The Yale University Library holds a medieval manuscript written in undecipherable code, in an unknown alphabet, in an unknown language, and it contains detailed drawings of more than one hundred plants none of which have ever been positively identified. Named after a bookseller who purchased it a century ago, the Voynich manuscript has been called the world’s most mysterious manuscript.
Scholars think that the Voynich was written somewhere in Europe but it is unknown by whom. The text of the Voynich is of no help in determining authorship since it has never been decoded, and some of the world’s best cryptographers have tried. But as the old saying goes, “One picture is worth a thousand words,” and the Voynich manuscript is packed full of pictures. From these drawings, I have concluded that the authors of the manuscript were Cathars, a sect of religious heretics that prospered in southern Europe in the 12th and 13th centuries. Specifically, the evidence is as follows:
a) in at least two different places the Voynich depicts Cathar women performing a baptism-like ceremony known as consolamentum, the only sacrament of Catharism.
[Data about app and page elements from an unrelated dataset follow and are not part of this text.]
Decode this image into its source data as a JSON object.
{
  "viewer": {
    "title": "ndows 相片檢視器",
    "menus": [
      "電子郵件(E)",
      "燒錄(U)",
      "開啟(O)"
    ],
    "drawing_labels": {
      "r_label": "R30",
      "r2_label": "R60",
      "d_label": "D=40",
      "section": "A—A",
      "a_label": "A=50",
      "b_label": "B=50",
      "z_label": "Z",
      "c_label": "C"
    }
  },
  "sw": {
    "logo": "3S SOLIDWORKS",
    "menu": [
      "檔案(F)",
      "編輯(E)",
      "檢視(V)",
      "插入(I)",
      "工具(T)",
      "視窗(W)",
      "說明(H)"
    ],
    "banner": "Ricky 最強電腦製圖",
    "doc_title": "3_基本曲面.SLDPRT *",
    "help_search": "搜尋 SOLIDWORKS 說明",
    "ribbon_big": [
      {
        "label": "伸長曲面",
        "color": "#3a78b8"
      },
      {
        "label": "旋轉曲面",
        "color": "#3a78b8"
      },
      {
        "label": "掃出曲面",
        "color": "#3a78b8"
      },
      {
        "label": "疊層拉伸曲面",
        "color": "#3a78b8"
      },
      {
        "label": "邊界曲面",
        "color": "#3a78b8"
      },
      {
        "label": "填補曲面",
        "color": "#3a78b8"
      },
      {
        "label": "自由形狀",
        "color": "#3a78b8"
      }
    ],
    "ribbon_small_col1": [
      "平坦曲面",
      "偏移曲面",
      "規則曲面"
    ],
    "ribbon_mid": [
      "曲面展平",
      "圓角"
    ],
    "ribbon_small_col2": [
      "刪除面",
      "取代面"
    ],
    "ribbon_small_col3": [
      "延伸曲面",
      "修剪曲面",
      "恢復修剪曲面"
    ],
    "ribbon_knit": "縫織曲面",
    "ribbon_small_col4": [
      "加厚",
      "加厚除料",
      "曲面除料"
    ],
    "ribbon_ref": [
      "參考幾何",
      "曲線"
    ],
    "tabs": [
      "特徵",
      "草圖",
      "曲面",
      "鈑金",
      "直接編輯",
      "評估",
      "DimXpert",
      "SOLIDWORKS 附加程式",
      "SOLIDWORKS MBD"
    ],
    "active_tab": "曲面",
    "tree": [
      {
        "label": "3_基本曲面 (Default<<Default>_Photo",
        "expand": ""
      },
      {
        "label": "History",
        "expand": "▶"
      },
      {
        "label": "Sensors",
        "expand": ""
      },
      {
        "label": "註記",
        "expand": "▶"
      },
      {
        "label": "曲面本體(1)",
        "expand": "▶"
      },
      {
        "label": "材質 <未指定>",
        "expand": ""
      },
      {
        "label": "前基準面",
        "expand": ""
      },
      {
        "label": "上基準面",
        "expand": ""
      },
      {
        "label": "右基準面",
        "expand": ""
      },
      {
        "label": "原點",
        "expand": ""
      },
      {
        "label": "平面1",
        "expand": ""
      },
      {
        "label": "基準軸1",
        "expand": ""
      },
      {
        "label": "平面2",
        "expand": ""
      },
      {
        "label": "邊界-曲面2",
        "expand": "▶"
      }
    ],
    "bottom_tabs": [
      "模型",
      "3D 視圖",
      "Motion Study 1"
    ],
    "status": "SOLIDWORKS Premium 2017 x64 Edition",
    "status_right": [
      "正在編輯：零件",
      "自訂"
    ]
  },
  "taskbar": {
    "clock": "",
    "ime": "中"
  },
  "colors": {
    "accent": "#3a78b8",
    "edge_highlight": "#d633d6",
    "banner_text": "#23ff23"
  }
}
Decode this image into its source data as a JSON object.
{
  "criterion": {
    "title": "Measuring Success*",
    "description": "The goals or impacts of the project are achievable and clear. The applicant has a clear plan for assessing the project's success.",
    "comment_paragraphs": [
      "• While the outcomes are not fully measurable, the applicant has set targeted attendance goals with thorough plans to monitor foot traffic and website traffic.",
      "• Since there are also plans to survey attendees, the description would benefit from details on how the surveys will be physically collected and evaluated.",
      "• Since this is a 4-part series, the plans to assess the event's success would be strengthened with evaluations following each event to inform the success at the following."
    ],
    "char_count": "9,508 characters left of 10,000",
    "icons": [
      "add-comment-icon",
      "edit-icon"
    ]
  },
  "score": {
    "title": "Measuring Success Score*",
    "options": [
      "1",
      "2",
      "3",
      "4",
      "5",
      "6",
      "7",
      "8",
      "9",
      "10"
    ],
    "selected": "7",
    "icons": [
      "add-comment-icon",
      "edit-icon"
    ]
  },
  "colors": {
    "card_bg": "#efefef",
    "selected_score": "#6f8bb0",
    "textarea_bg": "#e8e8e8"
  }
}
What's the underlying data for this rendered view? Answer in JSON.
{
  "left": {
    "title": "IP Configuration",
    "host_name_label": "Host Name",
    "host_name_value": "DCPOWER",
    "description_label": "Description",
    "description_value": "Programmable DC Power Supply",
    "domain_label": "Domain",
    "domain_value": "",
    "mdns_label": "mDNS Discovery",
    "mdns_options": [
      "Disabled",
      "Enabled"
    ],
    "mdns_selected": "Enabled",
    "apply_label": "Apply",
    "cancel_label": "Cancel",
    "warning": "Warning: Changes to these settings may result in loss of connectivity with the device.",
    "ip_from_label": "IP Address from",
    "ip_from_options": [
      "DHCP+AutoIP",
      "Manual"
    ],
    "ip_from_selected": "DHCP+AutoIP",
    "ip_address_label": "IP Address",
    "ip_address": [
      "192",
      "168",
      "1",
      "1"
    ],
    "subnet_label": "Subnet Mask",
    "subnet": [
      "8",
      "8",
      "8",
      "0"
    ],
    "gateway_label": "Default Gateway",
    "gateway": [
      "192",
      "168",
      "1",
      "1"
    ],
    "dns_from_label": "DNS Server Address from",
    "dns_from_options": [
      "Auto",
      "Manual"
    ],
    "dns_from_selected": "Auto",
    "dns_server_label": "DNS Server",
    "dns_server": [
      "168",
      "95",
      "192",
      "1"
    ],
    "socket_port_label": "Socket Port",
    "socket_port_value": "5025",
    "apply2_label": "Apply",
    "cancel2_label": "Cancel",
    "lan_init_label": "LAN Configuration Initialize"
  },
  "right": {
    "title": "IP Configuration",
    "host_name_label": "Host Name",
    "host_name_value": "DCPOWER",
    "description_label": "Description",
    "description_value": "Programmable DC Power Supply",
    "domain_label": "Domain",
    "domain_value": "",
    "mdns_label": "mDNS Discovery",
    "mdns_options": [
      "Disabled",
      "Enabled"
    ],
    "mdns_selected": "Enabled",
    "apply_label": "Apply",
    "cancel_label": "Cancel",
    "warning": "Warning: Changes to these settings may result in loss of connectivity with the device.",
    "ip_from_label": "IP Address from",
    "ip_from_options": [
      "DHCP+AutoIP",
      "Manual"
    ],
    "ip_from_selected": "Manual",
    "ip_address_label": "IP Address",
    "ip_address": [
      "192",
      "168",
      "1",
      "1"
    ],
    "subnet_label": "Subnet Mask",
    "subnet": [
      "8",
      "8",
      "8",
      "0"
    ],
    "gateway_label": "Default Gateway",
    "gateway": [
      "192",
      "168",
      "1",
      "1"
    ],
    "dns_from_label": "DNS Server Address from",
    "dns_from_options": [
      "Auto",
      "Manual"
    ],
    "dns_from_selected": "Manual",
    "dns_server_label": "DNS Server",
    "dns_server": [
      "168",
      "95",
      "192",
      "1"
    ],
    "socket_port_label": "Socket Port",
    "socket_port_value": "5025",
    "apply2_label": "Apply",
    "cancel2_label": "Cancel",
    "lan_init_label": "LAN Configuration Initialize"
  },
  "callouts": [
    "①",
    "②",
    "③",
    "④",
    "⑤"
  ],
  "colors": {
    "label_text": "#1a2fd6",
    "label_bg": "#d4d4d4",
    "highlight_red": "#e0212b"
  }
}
The Cathar Church had no formal clergy so a lay clergy of both sexes was empowered to perform this sacrament.
b) the Voynich depicts the round table of the governing lay clergy of the Cathar Church both in the European winter (mixture of men and women fully clothed) and at a summertime resort (now only naked women sitting in the circle). In sharp contrast to other medieval religions, women played a major role in the Cathar Church.
c) the Voynich depicts a European fortress with a round tower capped in a cone, exactly like the conned towers of the still-extant Carcassonne fortress, which was once a stronghold of Catharism and today is noted for its museum of torture, housing the original equipment used to convince the Cathars to repent.
d) though the underlying alphabetic characters of the Voynich are unknown, the manuscript utilizes recognizable accent marks: three different Voynich accents (the hook accent, the bloop accent, and the crossbar accent) can be found in the Homilies d’Organya, a manuscript of the old Catalan language, that is, a member of the Occitan family of languages spoken by the Cathars.
e) some of the women in the Voynich are depicted wearing an unusual top-of-the-head hair style, the same hair style seen in Europe in a medieval painting that depicts the Cathars being expelled from Carcassonne.
Moreover, please note that because of severe persecution by the Inquisition, the Cathars, more than any other people of medieval Europe, would have had a need to write in code. The Inquisition burned all the Cather literature that they could lay their hands on, so it unknown if, once upon a time, there were other manuscripts written in the Voynich script.
Radiocarbon experts from the University of Arizona have dated the Voynich manuscript to the early 15th century, between AD 1404 and AD 1438, which gives us a great anomaly. The Cathars –all half million of them– are believed to have become extinct by the early 14th century, wiped out by the papal Crusades and Inquisition torture chambers. There were no known survivors except for reports that a handful of Cathars narrowly escaped the massacre at Montsegur in AD 1244, carrying with them the sacred relic of their faith. Apparently, neither these escapees nor their treasure (believed by some to be esoteric texts or the Holy Grail) were ever found.
The mystery compounds itself when we observe that no European botanist has ever identified any of the more than one hundred plants depicted, in great detail, in the Voynich manuscript. This raises suspicions that perhaps these are not plants of Europe after all but of some other place. Given the enormous diversity of exotic plants depicted in the manuscript, one place that quickly comes to mind is the Amazon rainforest of South America. This could also explain all the naked women seen in the Voynich manuscript, i.e. the survivors of Montsegur fled to the tropics where clothing was not particularly necessary.
I was elated when I found a picture of an Amazon plant with pointed green leaves and bunches of red berries that looked just like one of the Voynich plants, but then I discovered that similar plants exist elsewhere. The Voynich, however, has some extremely peculiar plants, so much so that they are suspected of being purely fictional concoctions. One such plant can be found between pages numbered 2 and 3 in the Yale PDF file, which is available online. I found a modern photograph of that plant and acquired rights to post it on my website, where I am currently awaiting the opinion of professional botanists on whether or not it is the exact same species.
It is doubtful that this plant –a tropical underwater plant of odd shape with one floral offshoot but lacking branches and leaves– could even survive in Europe let alone be found there. Whether by disease, headhunters, or perhaps intermarriage with the natives, no Cathar settlement in the Amazon rainforest survived to see the arrival of the Conquistadors, but the Voynich manuscript nonetheless raises the intriguing possibility that the French Cathars reached the Americas ahead of the Spanish, by more than two hundred years.
Subscribe to the newsletter news
We hate SPAM and promise to keep your email address safe